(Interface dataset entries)
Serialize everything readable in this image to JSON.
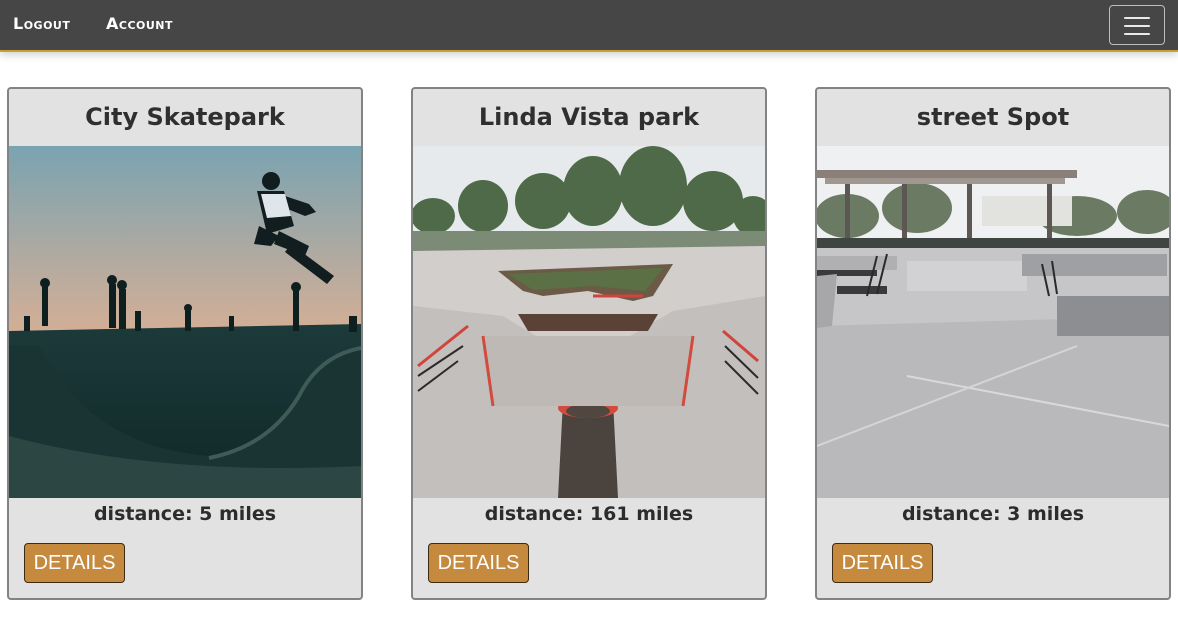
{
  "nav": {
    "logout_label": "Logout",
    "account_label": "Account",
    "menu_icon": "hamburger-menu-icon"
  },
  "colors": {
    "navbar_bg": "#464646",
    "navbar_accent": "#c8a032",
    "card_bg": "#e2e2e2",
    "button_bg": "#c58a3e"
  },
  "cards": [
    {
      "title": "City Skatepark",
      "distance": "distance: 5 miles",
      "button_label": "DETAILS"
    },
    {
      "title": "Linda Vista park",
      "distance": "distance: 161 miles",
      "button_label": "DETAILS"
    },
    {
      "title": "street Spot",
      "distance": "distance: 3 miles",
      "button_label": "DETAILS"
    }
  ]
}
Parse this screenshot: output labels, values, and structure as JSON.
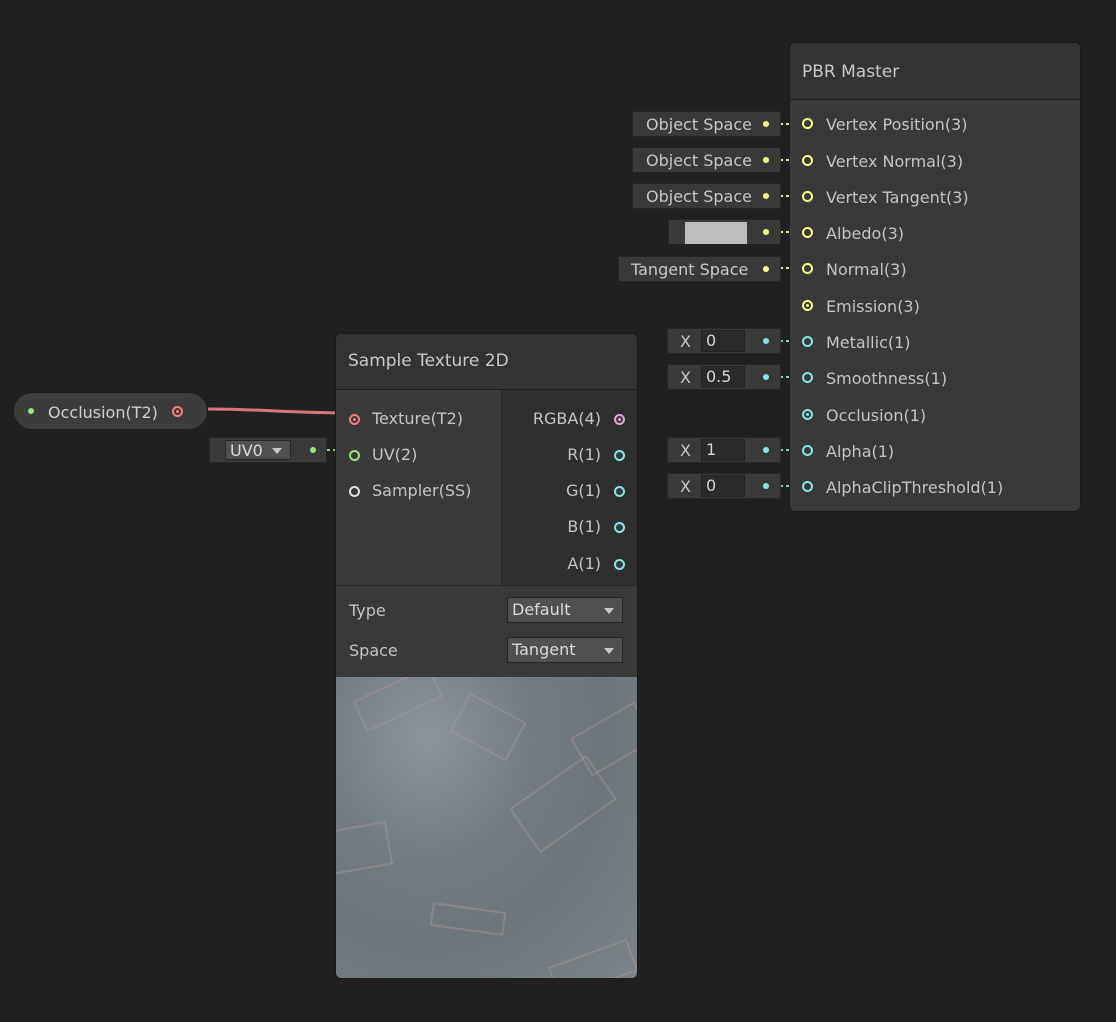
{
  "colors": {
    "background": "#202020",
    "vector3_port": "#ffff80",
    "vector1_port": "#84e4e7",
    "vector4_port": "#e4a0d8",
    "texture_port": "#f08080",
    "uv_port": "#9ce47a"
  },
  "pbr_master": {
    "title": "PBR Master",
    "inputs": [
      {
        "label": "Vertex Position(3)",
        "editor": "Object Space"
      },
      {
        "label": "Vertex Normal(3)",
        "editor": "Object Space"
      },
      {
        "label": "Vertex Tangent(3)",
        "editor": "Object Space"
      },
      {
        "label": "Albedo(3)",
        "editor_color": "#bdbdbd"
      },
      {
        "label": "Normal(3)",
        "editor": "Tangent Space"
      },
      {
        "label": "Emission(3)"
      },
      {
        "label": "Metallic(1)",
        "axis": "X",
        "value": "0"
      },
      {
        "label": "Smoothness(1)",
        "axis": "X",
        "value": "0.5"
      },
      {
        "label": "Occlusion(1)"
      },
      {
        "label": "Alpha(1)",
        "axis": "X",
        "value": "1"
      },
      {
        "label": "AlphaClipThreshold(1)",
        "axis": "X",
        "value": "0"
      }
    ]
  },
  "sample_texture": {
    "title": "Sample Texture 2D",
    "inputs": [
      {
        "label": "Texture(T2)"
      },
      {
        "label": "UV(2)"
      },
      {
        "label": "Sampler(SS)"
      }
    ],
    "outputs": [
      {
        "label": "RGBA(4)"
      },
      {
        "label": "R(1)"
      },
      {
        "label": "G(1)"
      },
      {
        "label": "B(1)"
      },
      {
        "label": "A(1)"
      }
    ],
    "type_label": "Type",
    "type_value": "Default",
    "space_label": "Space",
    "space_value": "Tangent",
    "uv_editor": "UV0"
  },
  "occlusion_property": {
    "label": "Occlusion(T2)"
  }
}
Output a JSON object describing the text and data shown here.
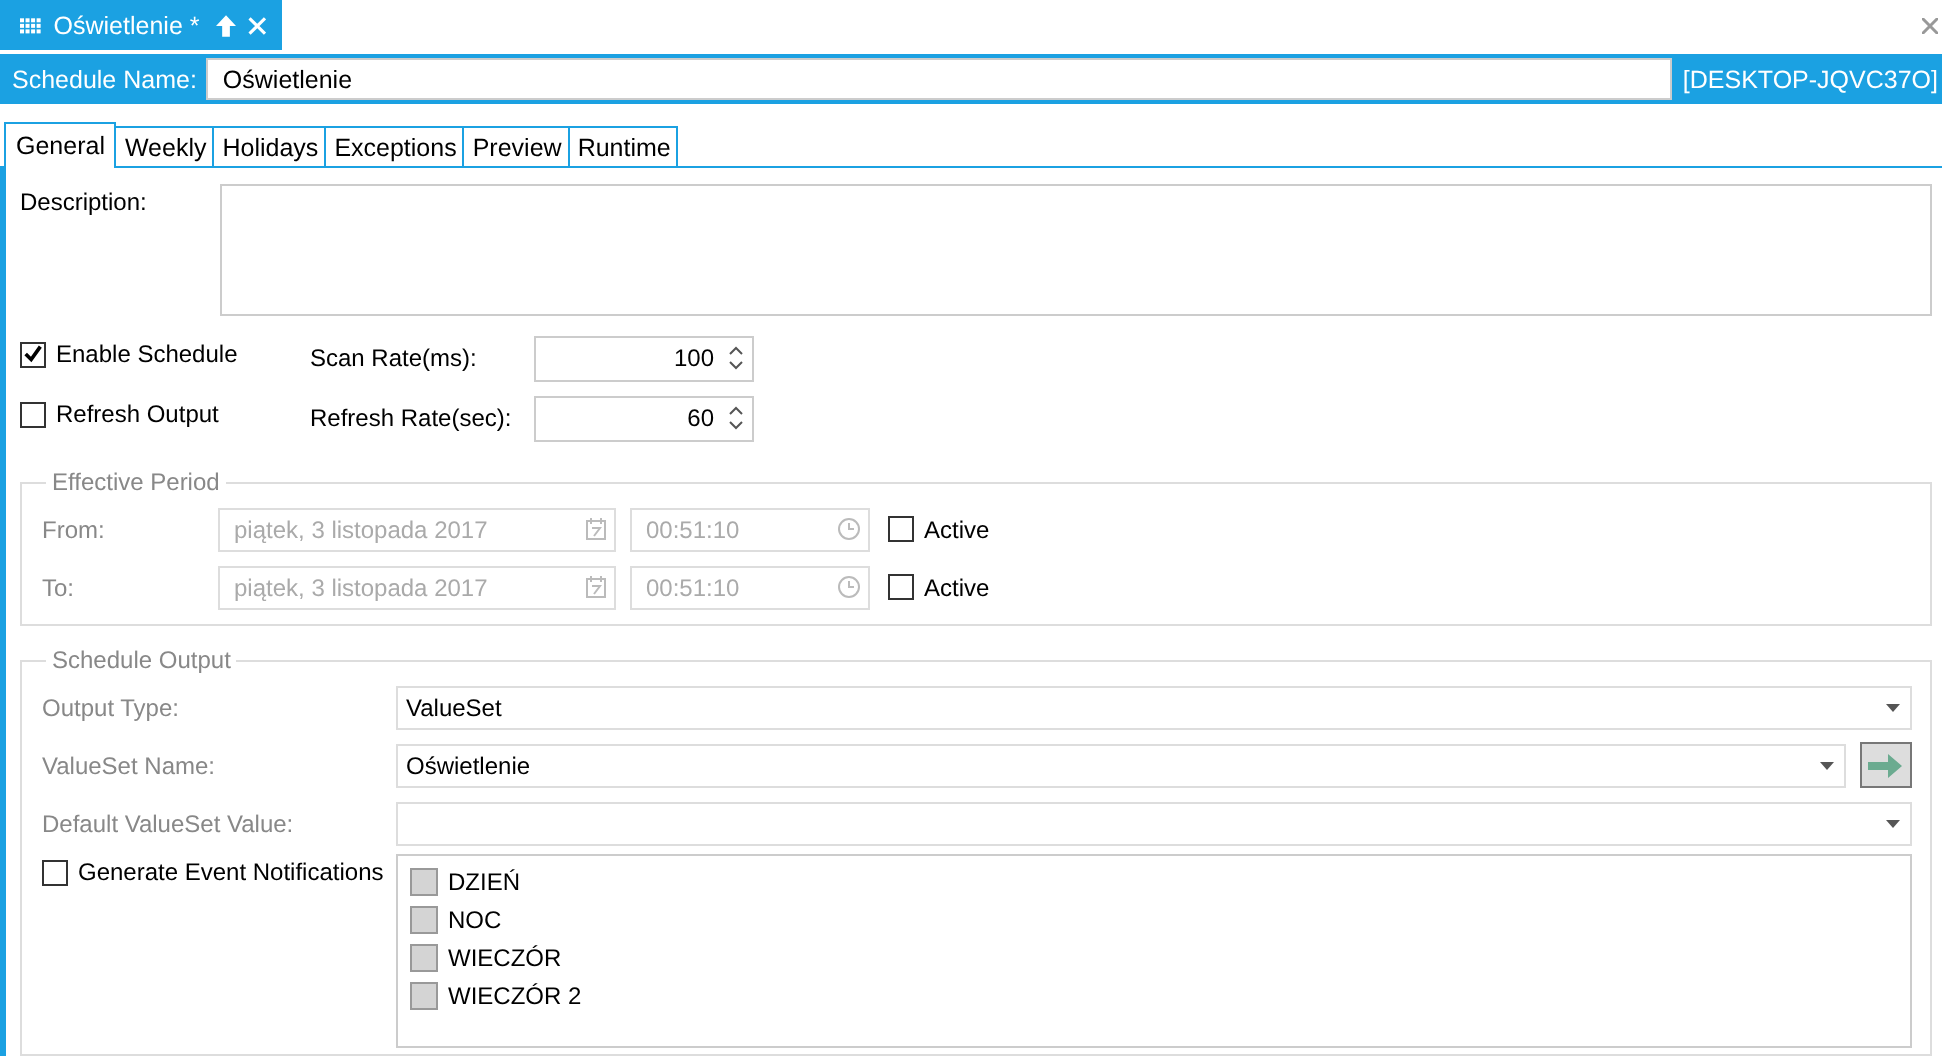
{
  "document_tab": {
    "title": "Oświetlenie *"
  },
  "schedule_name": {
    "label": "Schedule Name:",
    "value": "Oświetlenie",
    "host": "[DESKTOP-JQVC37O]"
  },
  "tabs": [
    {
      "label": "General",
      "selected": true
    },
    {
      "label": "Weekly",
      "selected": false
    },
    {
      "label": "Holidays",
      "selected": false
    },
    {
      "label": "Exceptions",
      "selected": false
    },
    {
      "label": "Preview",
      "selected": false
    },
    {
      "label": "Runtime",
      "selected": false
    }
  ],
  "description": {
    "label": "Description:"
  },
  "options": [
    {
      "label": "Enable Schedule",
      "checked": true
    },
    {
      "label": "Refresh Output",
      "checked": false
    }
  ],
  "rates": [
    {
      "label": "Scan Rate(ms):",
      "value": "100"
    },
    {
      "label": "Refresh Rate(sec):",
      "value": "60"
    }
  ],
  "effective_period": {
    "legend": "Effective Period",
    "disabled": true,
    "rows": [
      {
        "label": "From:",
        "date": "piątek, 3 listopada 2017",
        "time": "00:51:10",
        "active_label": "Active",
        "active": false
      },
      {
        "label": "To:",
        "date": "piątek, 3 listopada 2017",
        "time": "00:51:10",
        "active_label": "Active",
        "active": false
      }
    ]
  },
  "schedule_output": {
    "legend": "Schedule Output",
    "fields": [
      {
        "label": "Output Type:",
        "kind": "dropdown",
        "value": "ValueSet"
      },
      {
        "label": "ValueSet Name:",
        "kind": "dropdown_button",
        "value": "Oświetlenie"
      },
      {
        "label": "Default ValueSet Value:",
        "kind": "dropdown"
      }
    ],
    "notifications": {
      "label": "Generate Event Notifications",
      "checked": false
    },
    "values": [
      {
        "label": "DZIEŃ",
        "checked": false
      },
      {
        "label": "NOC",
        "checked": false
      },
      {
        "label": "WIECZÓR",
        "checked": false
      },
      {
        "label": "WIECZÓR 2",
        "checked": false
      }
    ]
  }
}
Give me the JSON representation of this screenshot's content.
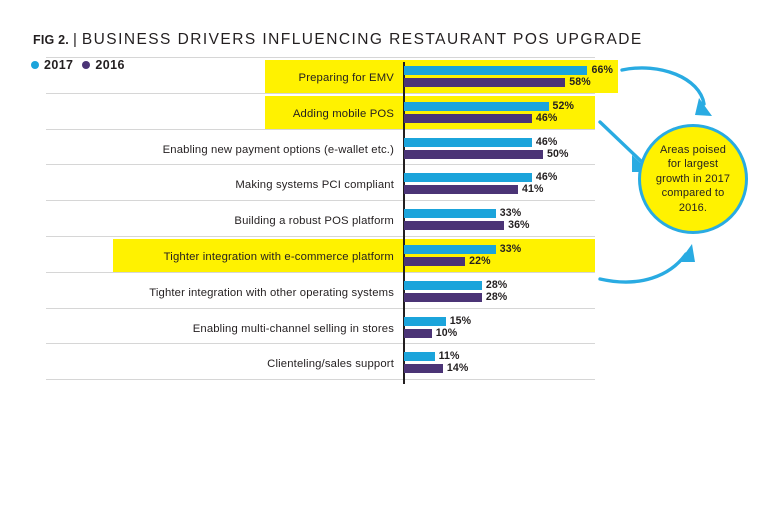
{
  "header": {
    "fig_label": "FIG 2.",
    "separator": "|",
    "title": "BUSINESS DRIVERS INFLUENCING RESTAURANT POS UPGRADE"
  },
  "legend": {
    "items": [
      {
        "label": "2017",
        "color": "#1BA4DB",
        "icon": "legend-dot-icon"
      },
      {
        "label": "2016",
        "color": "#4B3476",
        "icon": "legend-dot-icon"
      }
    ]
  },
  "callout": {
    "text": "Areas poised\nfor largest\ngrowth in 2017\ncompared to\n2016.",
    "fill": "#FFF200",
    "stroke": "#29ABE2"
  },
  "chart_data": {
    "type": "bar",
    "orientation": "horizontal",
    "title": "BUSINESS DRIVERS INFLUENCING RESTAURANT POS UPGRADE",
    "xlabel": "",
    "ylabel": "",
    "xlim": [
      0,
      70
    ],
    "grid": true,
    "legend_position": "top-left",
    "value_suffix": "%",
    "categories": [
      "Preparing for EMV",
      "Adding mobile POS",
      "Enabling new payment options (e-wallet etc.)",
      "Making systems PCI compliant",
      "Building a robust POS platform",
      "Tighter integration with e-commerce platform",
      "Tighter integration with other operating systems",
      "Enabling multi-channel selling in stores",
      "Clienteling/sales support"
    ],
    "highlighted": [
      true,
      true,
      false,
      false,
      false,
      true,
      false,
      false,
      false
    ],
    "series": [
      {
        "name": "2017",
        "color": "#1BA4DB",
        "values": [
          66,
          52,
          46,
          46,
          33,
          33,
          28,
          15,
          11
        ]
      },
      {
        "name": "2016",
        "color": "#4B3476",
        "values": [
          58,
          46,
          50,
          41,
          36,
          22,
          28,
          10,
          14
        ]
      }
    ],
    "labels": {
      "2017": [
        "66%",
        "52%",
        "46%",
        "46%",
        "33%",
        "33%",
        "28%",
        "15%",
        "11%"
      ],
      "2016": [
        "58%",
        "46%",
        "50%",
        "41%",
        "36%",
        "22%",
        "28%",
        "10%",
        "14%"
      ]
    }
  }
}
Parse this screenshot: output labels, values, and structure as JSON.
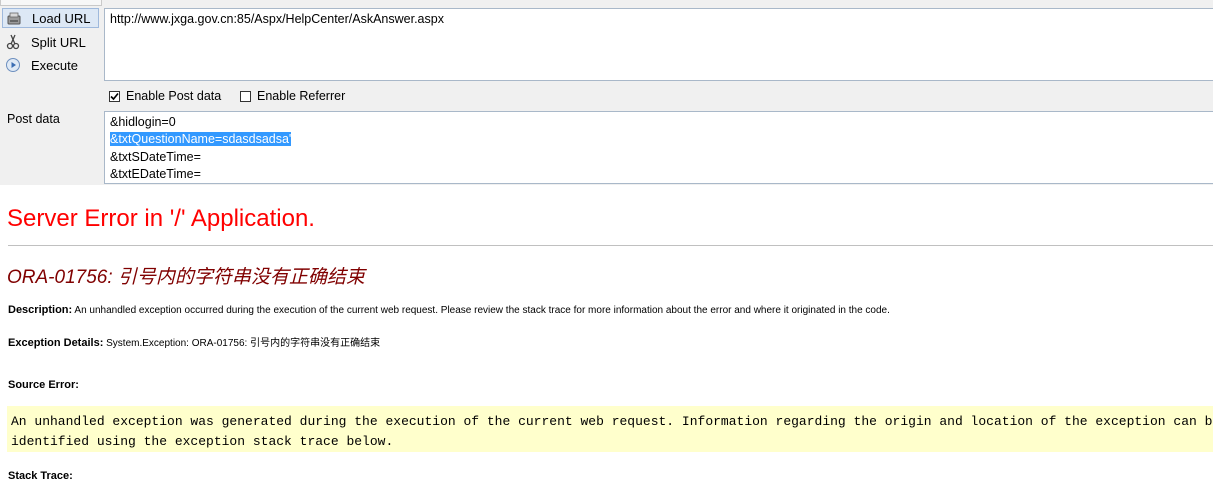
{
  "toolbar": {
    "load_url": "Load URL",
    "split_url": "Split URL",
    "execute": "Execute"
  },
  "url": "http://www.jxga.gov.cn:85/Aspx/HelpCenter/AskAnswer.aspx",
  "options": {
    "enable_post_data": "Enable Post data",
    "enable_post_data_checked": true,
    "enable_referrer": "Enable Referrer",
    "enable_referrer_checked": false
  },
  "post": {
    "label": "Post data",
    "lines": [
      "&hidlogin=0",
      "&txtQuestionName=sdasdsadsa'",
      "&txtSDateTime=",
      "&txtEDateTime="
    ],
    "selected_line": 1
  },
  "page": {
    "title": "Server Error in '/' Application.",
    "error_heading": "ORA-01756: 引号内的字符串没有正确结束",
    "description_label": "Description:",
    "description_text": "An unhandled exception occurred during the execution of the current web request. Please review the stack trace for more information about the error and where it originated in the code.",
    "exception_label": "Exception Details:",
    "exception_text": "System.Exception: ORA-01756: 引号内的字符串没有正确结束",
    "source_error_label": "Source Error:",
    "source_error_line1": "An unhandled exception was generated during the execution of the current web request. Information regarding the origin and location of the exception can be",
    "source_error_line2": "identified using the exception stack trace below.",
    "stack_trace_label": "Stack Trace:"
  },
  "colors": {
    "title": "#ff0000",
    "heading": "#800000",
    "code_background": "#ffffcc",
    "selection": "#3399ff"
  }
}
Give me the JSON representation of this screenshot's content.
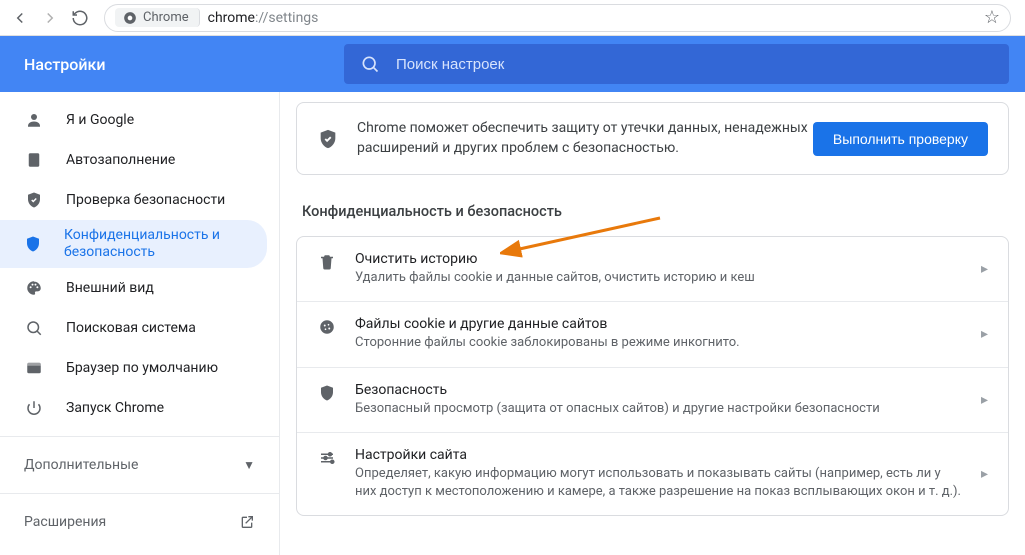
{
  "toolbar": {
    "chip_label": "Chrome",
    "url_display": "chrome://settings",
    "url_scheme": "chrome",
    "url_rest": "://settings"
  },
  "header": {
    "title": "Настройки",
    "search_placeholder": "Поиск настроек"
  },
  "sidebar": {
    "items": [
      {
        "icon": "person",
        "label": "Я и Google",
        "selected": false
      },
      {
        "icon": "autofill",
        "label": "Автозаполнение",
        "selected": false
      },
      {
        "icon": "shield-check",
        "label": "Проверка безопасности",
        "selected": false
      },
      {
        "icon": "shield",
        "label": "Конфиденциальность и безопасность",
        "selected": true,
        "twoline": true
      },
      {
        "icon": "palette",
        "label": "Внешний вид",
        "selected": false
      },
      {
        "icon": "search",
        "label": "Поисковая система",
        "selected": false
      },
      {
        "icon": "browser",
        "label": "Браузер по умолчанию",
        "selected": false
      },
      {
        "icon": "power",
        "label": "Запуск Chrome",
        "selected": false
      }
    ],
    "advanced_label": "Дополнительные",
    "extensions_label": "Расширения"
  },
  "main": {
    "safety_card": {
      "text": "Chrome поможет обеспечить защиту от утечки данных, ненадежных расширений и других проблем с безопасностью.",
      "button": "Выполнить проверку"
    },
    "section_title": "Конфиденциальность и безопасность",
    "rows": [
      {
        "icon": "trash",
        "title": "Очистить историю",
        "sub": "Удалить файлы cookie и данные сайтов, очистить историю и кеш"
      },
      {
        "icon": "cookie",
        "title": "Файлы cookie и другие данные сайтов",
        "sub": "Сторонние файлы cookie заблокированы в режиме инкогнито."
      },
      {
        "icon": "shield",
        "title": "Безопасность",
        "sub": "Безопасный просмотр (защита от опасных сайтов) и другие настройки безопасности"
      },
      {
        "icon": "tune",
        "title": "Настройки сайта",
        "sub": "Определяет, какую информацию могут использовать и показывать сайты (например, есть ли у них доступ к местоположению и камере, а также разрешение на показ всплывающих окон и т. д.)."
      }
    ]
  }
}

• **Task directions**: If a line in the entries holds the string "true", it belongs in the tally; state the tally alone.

• **Task solution**: 10